> Work request: Each entry that follows should be written again verbatim.

> Source data:
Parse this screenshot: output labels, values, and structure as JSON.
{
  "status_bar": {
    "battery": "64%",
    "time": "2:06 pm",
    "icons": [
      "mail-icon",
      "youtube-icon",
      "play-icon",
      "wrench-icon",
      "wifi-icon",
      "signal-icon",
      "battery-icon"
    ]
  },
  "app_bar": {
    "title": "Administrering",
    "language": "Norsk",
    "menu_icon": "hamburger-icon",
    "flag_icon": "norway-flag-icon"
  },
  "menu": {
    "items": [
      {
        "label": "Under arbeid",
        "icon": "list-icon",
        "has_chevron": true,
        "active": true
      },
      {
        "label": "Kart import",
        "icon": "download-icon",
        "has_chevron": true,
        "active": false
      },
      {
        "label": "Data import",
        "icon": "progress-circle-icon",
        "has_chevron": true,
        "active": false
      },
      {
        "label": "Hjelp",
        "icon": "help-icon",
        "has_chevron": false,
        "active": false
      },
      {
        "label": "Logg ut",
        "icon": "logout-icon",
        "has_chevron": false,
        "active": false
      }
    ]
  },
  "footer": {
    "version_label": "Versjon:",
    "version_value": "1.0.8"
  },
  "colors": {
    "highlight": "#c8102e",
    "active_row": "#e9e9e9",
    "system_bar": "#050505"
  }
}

> Answer to this problem:
Parse this screenshot: output labels, values, and structure as JSON.
{
  "status_bar": {
    "battery": "64%",
    "time": "2:06 pm",
    "icons": [
      "mail-icon",
      "youtube-icon",
      "play-icon",
      "wrench-icon",
      "wifi-icon",
      "signal-icon",
      "battery-icon"
    ]
  },
  "app_bar": {
    "title": "Administrering",
    "language": "Norsk",
    "menu_icon": "hamburger-icon",
    "flag_icon": "norway-flag-icon"
  },
  "menu": {
    "items": [
      {
        "label": "Under arbeid",
        "icon": "list-icon",
        "has_chevron": true,
        "active": true
      },
      {
        "label": "Kart import",
        "icon": "download-icon",
        "has_chevron": true,
        "active": false
      },
      {
        "label": "Data import",
        "icon": "progress-circle-icon",
        "has_chevron": true,
        "active": false
      },
      {
        "label": "Hjelp",
        "icon": "help-icon",
        "has_chevron": false,
        "active": false
      },
      {
        "label": "Logg ut",
        "icon": "logout-icon",
        "has_chevron": false,
        "active": false
      }
    ]
  },
  "footer": {
    "version_label": "Versjon:",
    "version_value": "1.0.8"
  },
  "colors": {
    "highlight": "#c8102e",
    "active_row": "#e9e9e9",
    "system_bar": "#050505"
  }
}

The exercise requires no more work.